The semi-active Ohlins Smart EC2.0 suspension is equally assured in the bends. It copes with undulations and bumps with composure and refinement. I deliberately hit notorious bumpy, horrible sections at Irish road racing speeds and the Ducati stayed composed and unflustered, it even felt like the steering damper could be redundant. Even pushing on, the handling is solid and stable, all those clever electronics, the wings, the engine’s character, that longer wheelbase and steering geometry (rake and trail are the same as Panigale) colluding to deliver a superb ride.
The seat is 10mm higher than the Panigale’s, with more foam for comfort, and the pegs lower. The wide bars and protruding wings give the feeling of a large bike, and with that longer wheelbase I was expecting the steering to be a little slower, but it’s more than happy to lay on its side like an obedient dog. Once over, the grip and feel are impressive.
We stayed away from the track on this test and will have to give the Streetfighter a thorough workout at a circuit in the coming weeks, perhaps with race rubber, to see how it performs on the very limit. But in standard form on standard Pirelli Diablo Rosso Corsa rubber, there are no negatives.
Clearly, I’m loving the new Ducati Streetfighter and to be honest I wasn’t a huge fan of the 2009 bike version, because I never warmed to the looks. However, the same can’t be said for the new V4, which is a stunner.

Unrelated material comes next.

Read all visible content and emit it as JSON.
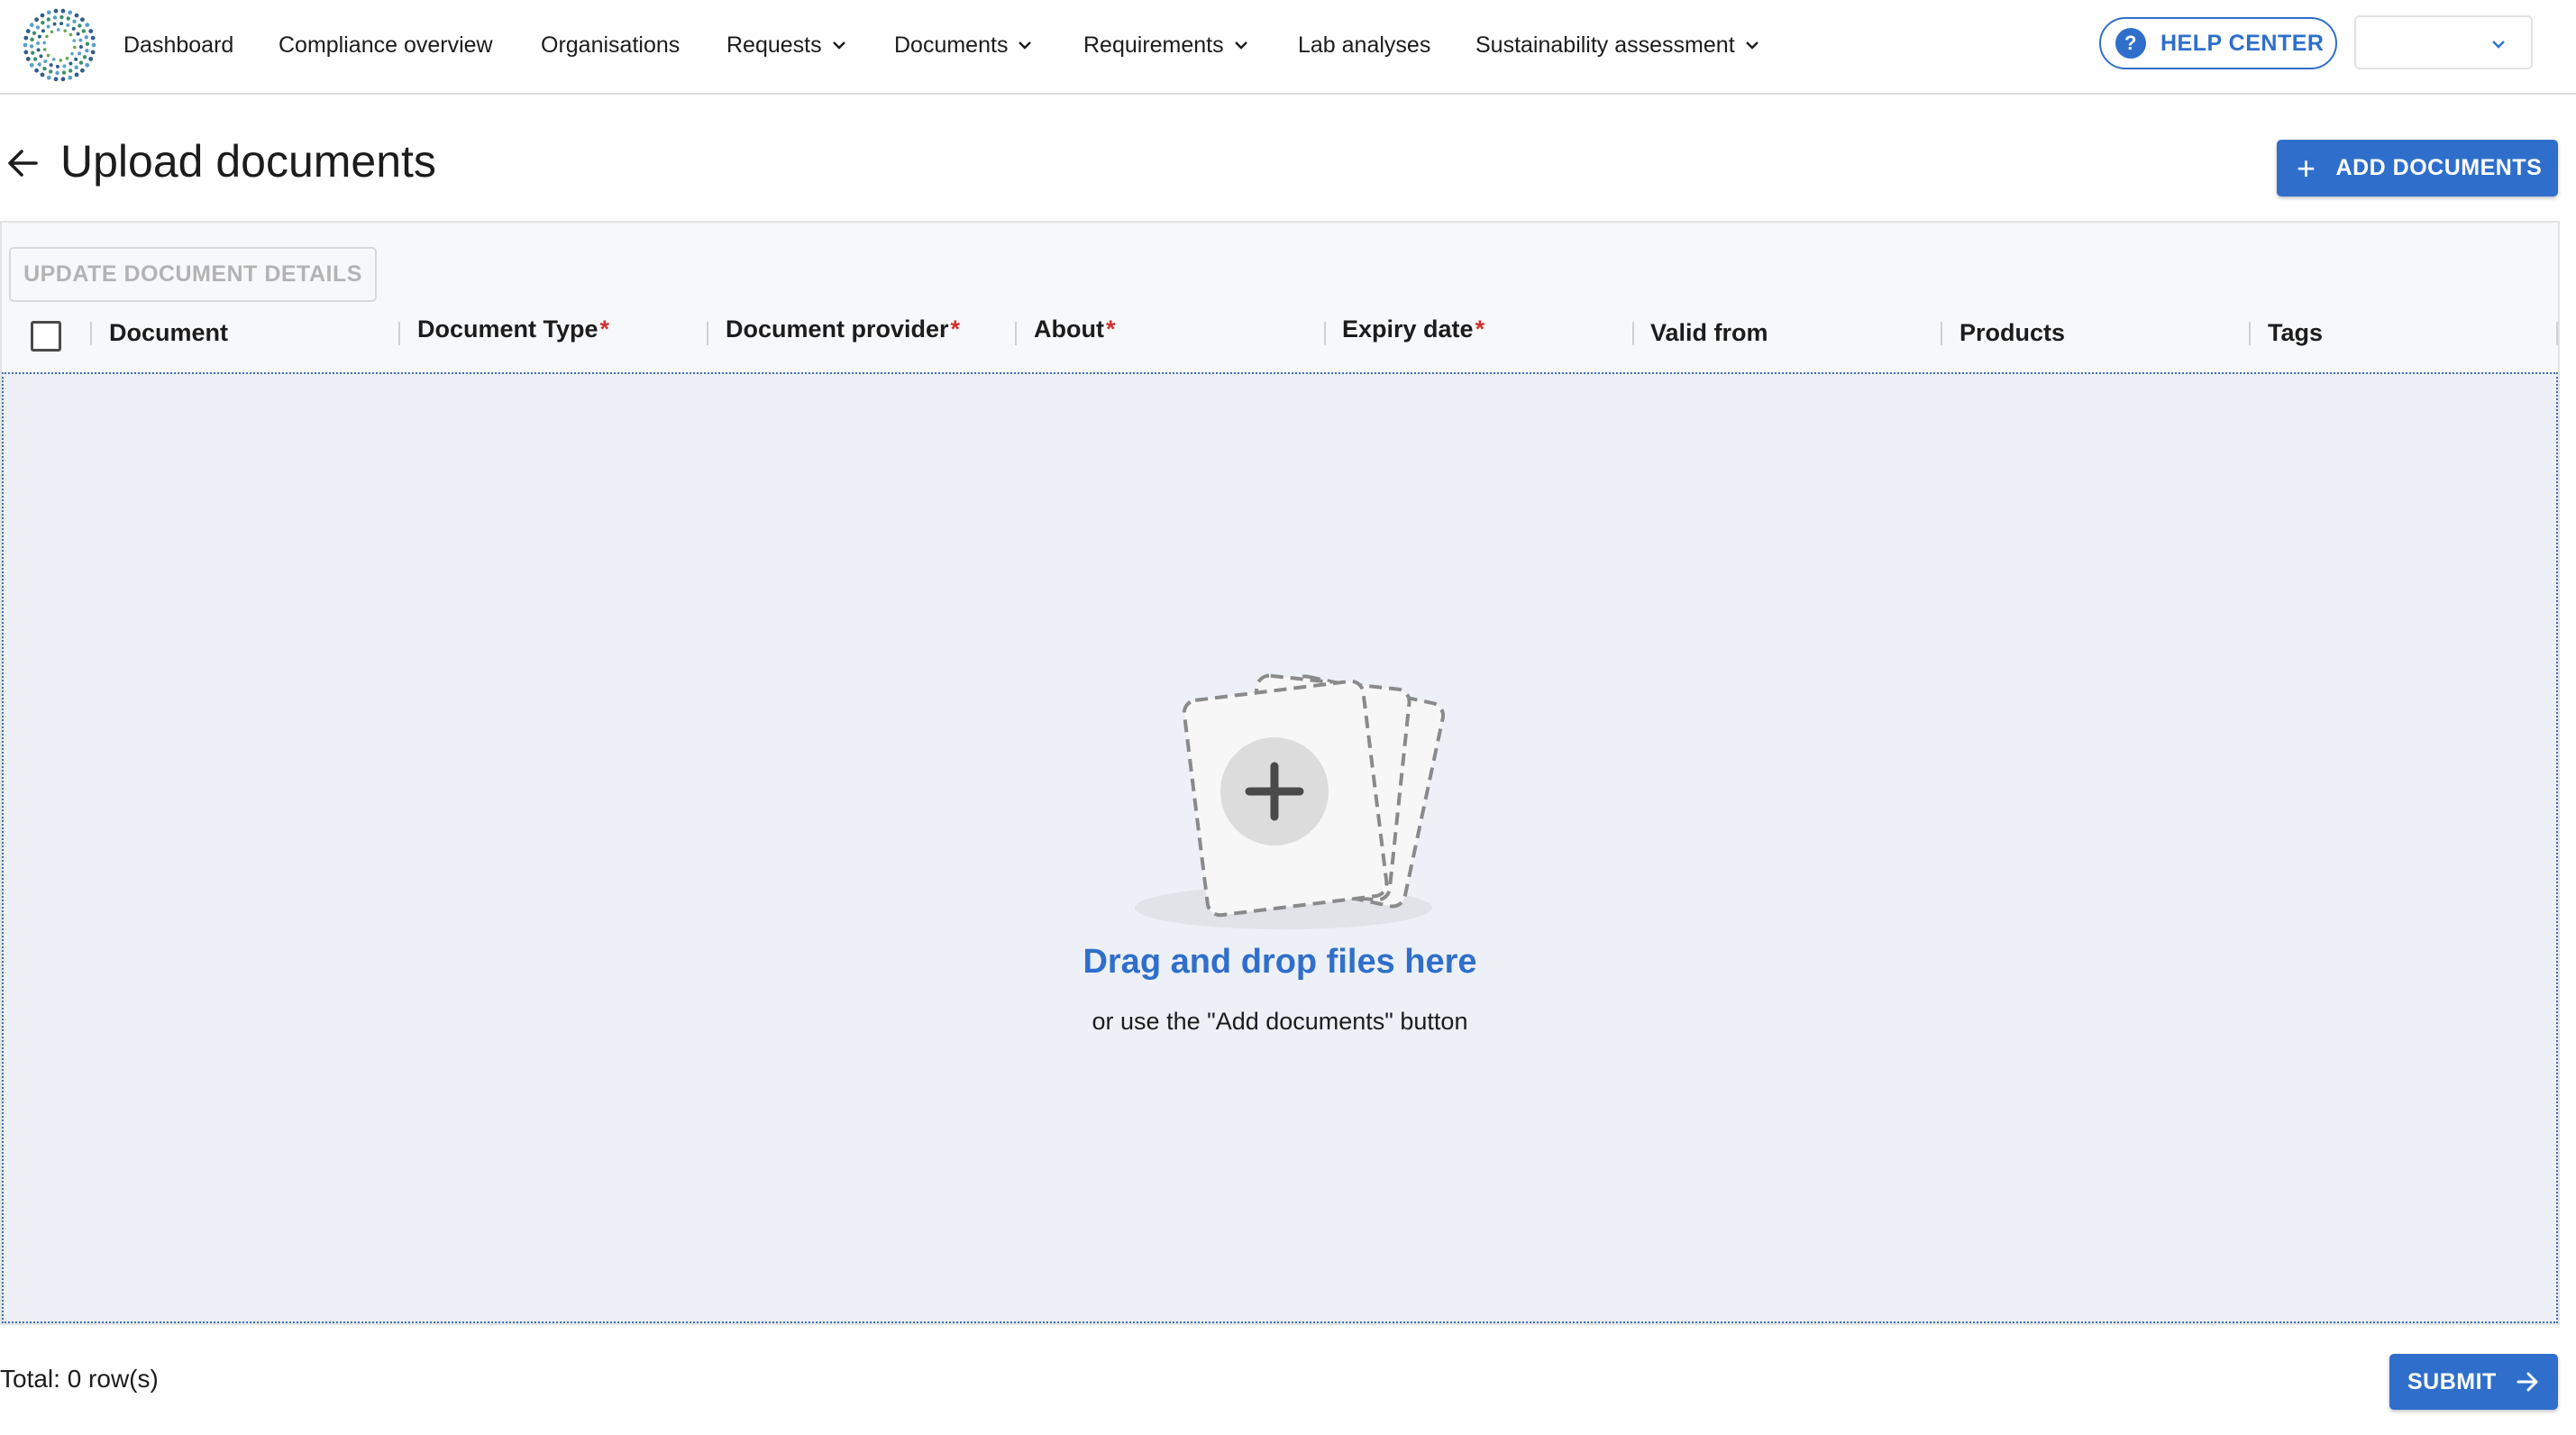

In the past, Ducati has tried to force a water-cooled engine into an attractive chassis, and sometimes failed. In the early days, the first water-cooled Monsters looked like a plumbing and wiring nightmare. Or maybe this was just my opinion, ’cos I loved the air-cooled engine so much. But now the new Streetfighter is neat and tidy, exhaust and water-cooling routes hidden, the finish neat. I love the extra details and touches like the Joker-style face, the stunning single-sided swingarm, and the cut-out sections in the rear seat. It looks like a bike designed from the ground up, not just a Panigale with its plastics removed.

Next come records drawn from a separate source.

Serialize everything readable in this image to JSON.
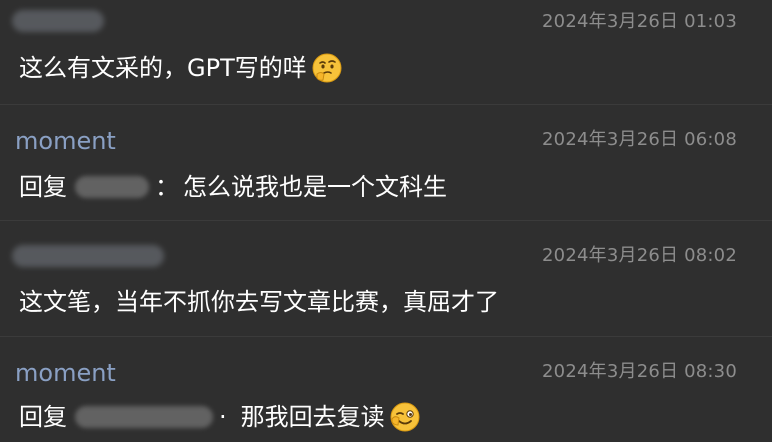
{
  "messages": [
    {
      "author": "",
      "time": "2024年3月26日 01:03",
      "text": "这么有文采的，GPT写的咩",
      "emoji": "thinking-face-icon"
    },
    {
      "author": "moment",
      "time": "2024年3月26日 06:08",
      "reply_prefix": "回复",
      "colon": "：",
      "text": "怎么说我也是一个文科生"
    },
    {
      "author": "",
      "time": "2024年3月26日 08:02",
      "text": "这文笔，当年不抓你去写文章比赛，真屈才了"
    },
    {
      "author": "moment",
      "time": "2024年3月26日 08:30",
      "reply_prefix": "回复",
      "colon": "·",
      "text": "那我回去复读",
      "emoji": "winking-face-icon"
    }
  ],
  "colors": {
    "background": "#2f2f2f",
    "author": "#8aa0c4",
    "timestamp": "#8d8d8d",
    "text": "#ffffff",
    "divider": "#3b3b3b"
  }
}
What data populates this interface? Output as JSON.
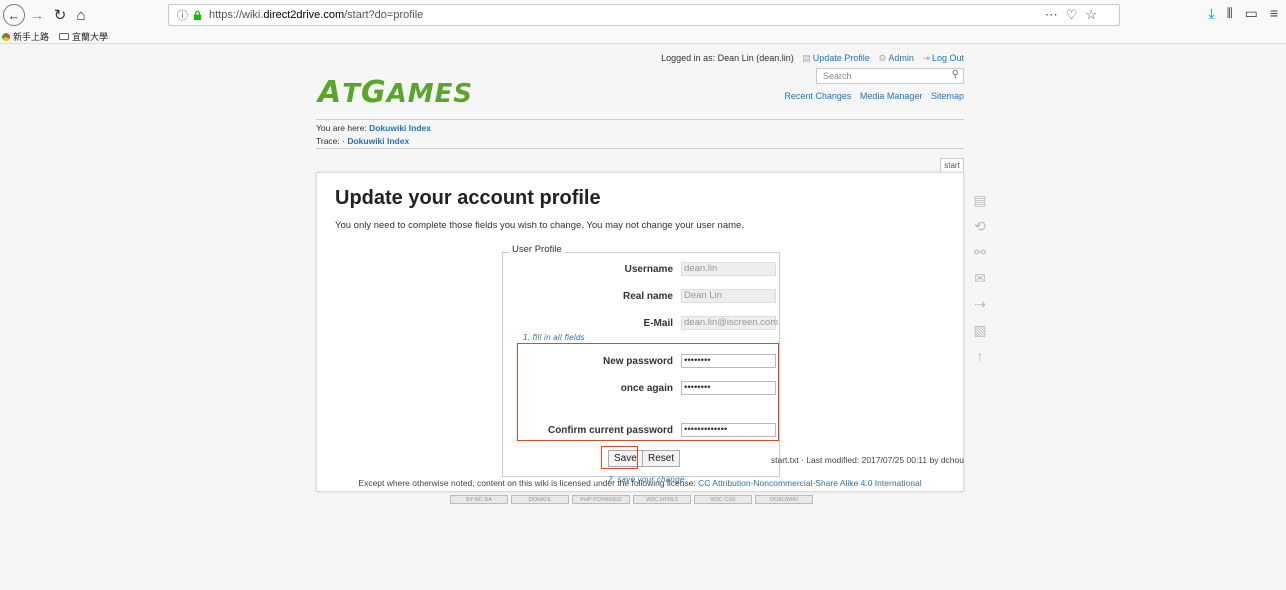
{
  "browser": {
    "url_prefix": "https://wiki.",
    "url_domain": "direct2drive.com",
    "url_suffix": "/start?do=profile",
    "bookmarks": [
      "新手上路",
      "宜蘭大學"
    ]
  },
  "header": {
    "logged_in": "Logged in as: Dean Lin (dean.lin)",
    "update_profile": "Update Profile",
    "admin": "Admin",
    "logout": "Log Out",
    "logo_a": "A",
    "logo_rest": "T",
    "logo_mid": "G",
    "logo_end": "AMES",
    "search_placeholder": "Search",
    "recent_changes": "Recent Changes",
    "media_manager": "Media Manager",
    "sitemap": "Sitemap"
  },
  "breadcrumbs": {
    "you_are_here": "You are here: ",
    "you_are_here_link": "Dokuwiki Index",
    "trace": "Trace: · ",
    "trace_link": "Dokuwiki Index"
  },
  "tab_start": "start",
  "content": {
    "title": "Update your account profile",
    "intro": "You only need to complete those fields you wish to change. You may not change your user name.",
    "legend": "User Profile",
    "fields": {
      "username_label": "Username",
      "username_value": "dean.lin",
      "realname_label": "Real name",
      "realname_value": "Dean Lin",
      "email_label": "E-Mail",
      "email_value": "dean.lin@iscreen.com",
      "newpass_label": "New password",
      "newpass_value": "••••••••",
      "again_label": "once again",
      "again_value": "••••••••",
      "confirm_label": "Confirm current password",
      "confirm_value": "•••••••••••••"
    },
    "hint1": "1. fill in all fields",
    "hint2": "2. save your change",
    "save": "Save",
    "reset": "Reset"
  },
  "footer": {
    "lastmod": "start.txt · Last modified: 2017/07/25 00:11 by dchou",
    "license_text": "Except where otherwise noted, content on this wiki is licensed under the following license: ",
    "license_link": "CC Attribution-Noncommercial-Share Alike 4.0 International",
    "badges": [
      "BY-NC-SA",
      "DONATE",
      "PHP POWERED",
      "W3C HTML5",
      "W3C CSS",
      "DOKUWIKI"
    ]
  }
}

However, for $34,200 (on the road) I was expecting a little more bling. Where, after all, is the carbon fibre, the keyless ignition and other trinkets? Yes, I know it’s an exotic Ducati but $34K for the S and $29,800 (ride away) for the standard model is serious money, especially as the competition from KTM and Aprilia are 10 to 20 percent cheaper.
While I’m grumbling about price, I have to mention the fuel consumption, which drops to 7.8L in 100km if pushed hard on the road but sits at around 6.4L or a little more in normal use. Okay, that isn’t dreadful, but the fuel light comes on prematurely between 130 and 145km while the 16-litre fuel tank only gives a tank range of 200km if ridden hard.

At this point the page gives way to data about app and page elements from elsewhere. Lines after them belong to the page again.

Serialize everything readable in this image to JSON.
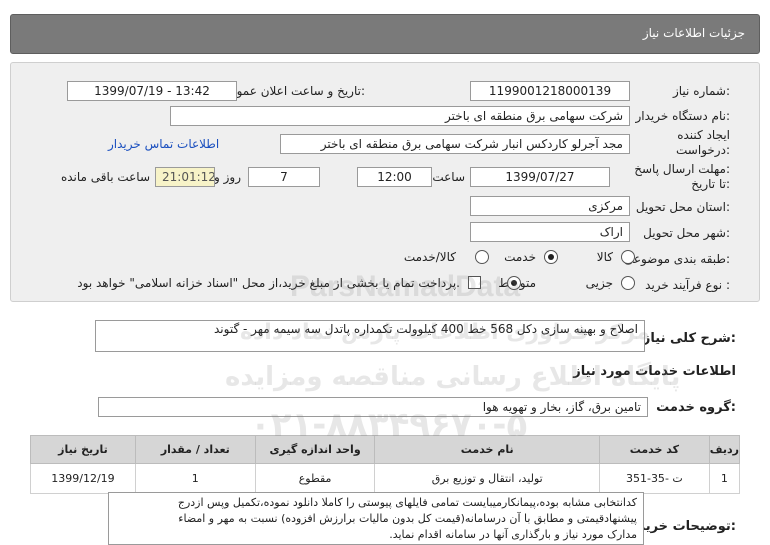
{
  "header": {
    "title": "جزئیات اطلاعات نیاز"
  },
  "form": {
    "need_number_label": "شماره نیاز:",
    "need_number": "1199001218000139",
    "announce_label": "تاریخ و ساعت اعلان عمومی:",
    "announce_value": "1399/07/19 - 13:42",
    "buyer_label": "نام دستگاه خریدار:",
    "buyer_value": "شرکت سهامی برق منطقه ای باختر",
    "creator_label_1": "ایجاد کننده",
    "creator_label_2": "درخواست:",
    "creator_value": "مجد آجرلو کاردکس انبار شرکت سهامی برق منطقه ای باختر",
    "contact_link": "اطلاعات تماس خریدار",
    "deadline_label_1": "مهلت ارسال پاسخ:",
    "deadline_label_2": "تا تاریخ:",
    "deadline_date": "1399/07/27",
    "time_label": "ساعت",
    "deadline_time": "12:00",
    "days_value": "7",
    "days_label": "روز و",
    "remaining_time": "21:01:12",
    "remaining_label": "ساعت باقی مانده",
    "province_label": "استان محل تحویل:",
    "province_value": "مرکزی",
    "city_label": "شهر محل تحویل:",
    "city_value": "اراک",
    "category_label": "طبقه بندی موضوعی:",
    "category_options": [
      "کالا",
      "خدمت",
      "کالا/خدمت"
    ],
    "category_selected": "خدمت",
    "process_label": "نوع فرآیند خرید :",
    "process_options": [
      "جزیی",
      "متوسط"
    ],
    "process_selected": "متوسط",
    "payment_note": "پرداخت تمام یا بخشی از مبلغ خرید،از محل \"اسناد خزانه اسلامی\" خواهد بود."
  },
  "summary": {
    "label": "شرح کلی نیاز:",
    "value": "اصلاح و بهینه سازی دکل 568 خط 400 کیلوولت تکمداره پاتدل سه سیمه مهر - گتوند"
  },
  "services": {
    "section_title": "اطلاعات خدمات مورد نیاز",
    "group_label": "گروه خدمت:",
    "group_value": "تامین برق، گاز، بخار و تهویه هوا",
    "columns": [
      "ردیف",
      "کد خدمت",
      "نام خدمت",
      "واحد اندازه گیری",
      "تعداد / مقدار",
      "تاریخ نیاز"
    ],
    "rows": [
      [
        "1",
        "ت -35-351",
        "تولید، انتقال و توزیع برق",
        "مقطوع",
        "1",
        "1399/12/19"
      ]
    ]
  },
  "buyer_notes": {
    "label": "توضیحات خریدار:",
    "lines": [
      "کدانتخابی مشابه بوده،پیمانکارمیبایست تمامی فایلهای پیوستی را کاملا دانلود نموده،تکمیل وپس ازدرج",
      "پیشنهادقیمتی و مطابق با آن درسامانه(قیمت کل بدون مالیات برارزش افزوده) نسبت به مهر و امضاء",
      "مدارک مورد نیاز و بارگذاری آنها در سامانه اقدام نماید."
    ]
  },
  "watermark": {
    "brand": "ParsNamadData",
    "line1": "مرکز فراوری اطلاعات پارس نماد داده",
    "line2": "پایگاه اطلاع رسانی مناقصه ومزایده",
    "phone": "۰۲۱-۸۸۳۴۹۶۷۰-۵"
  }
}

But, as a good friend (who’s not as tight as me) pointed out, it’s a bargain compared to the $40,890 Panigale S (ride away). And, anyway, who buys a 205hp Ducati V4 and worries about fuel range?
And let’s face it, the Streetfighter is a better roadbike with friendlier ergonomics and ease-of-use. Primarily riding on the road, with the very occasional track day, I’d opt for the naked Streetfighter every time. It will be an interesting test when we get both bikes back-to-back in the future.
Ducati’s Streetfighter is so good it makes you seriously question why you would want a sportsbike, especially if you’re mainly riding on the road. Ducati has made 205hp useable through a clever combination of chassis, power delivery, electronics, and aerodynamic wings. You can hop on, ride (or pose) around town and nip over to your mate’s for a beer, or alternatively tear up some bends, or embarrass some sportsbikes on the track. It really is as fast as your arm and neck muscles will allow.
The rider aids don’t diminish the fun or character, and it looks stunning from every angle. Yes, the Streetfighter is expensive – and thirsty – but on paper is the most powerful nakedbike on the market.
On the road, it’s arguably the best hypernaked at the moment. Only a big group test will tell us for sure.